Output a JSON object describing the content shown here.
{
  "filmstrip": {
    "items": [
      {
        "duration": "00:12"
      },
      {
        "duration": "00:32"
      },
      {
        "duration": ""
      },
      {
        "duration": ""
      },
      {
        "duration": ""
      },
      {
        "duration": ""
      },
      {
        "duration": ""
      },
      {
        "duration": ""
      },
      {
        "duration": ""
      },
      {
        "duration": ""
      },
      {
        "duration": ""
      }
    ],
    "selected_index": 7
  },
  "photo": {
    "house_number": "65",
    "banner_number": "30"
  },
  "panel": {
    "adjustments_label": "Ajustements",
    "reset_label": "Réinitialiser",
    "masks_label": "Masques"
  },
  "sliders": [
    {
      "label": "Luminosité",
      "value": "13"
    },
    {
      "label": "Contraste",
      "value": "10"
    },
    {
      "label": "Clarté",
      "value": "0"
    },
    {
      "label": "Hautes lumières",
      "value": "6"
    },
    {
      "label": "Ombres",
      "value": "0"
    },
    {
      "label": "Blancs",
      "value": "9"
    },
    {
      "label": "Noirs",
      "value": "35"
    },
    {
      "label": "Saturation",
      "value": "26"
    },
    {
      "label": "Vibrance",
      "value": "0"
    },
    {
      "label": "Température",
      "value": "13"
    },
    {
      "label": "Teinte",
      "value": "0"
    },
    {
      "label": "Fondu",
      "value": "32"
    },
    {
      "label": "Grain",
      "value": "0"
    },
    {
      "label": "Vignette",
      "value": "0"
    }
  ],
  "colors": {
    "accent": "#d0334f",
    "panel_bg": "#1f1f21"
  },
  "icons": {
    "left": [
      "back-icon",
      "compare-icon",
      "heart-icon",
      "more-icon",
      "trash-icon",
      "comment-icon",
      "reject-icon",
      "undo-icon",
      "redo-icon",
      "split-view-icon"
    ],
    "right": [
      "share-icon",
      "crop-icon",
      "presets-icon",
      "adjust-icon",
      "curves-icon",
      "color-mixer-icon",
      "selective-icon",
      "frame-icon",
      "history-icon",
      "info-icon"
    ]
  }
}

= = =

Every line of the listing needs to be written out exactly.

Output a JSON object describing the content shown here.
{
  "filmstrip": {
    "items": [
      {
        "duration": "00:12"
      },
      {
        "duration": "00:32"
      },
      {
        "duration": ""
      },
      {
        "duration": ""
      },
      {
        "duration": ""
      },
      {
        "duration": ""
      },
      {
        "duration": ""
      },
      {
        "duration": ""
      },
      {
        "duration": ""
      },
      {
        "duration": ""
      },
      {
        "duration": ""
      }
    ],
    "selected_index": 7
  },
  "photo": {
    "house_number": "65",
    "banner_number": "30"
  },
  "panel": {
    "adjustments_label": "Ajustements",
    "reset_label": "Réinitialiser",
    "masks_label": "Masques"
  },
  "sliders": [
    {
      "label": "Luminosité",
      "value": "13"
    },
    {
      "label": "Contraste",
      "value": "10"
    },
    {
      "label": "Clarté",
      "value": "0"
    },
    {
      "label": "Hautes lumières",
      "value": "6"
    },
    {
      "label": "Ombres",
      "value": "0"
    },
    {
      "label": "Blancs",
      "value": "9"
    },
    {
      "label": "Noirs",
      "value": "35"
    },
    {
      "label": "Saturation",
      "value": "26"
    },
    {
      "label": "Vibrance",
      "value": "0"
    },
    {
      "label": "Température",
      "value": "13"
    },
    {
      "label": "Teinte",
      "value": "0"
    },
    {
      "label": "Fondu",
      "value": "32"
    },
    {
      "label": "Grain",
      "value": "0"
    },
    {
      "label": "Vignette",
      "value": "0"
    }
  ],
  "colors": {
    "accent": "#d0334f",
    "panel_bg": "#1f1f21"
  },
  "icons": {
    "left": [
      "back-icon",
      "compare-icon",
      "heart-icon",
      "more-icon",
      "trash-icon",
      "comment-icon",
      "reject-icon",
      "undo-icon",
      "redo-icon",
      "split-view-icon"
    ],
    "right": [
      "share-icon",
      "crop-icon",
      "presets-icon",
      "adjust-icon",
      "curves-icon",
      "color-mixer-icon",
      "selective-icon",
      "frame-icon",
      "history-icon",
      "info-icon"
    ]
  }
}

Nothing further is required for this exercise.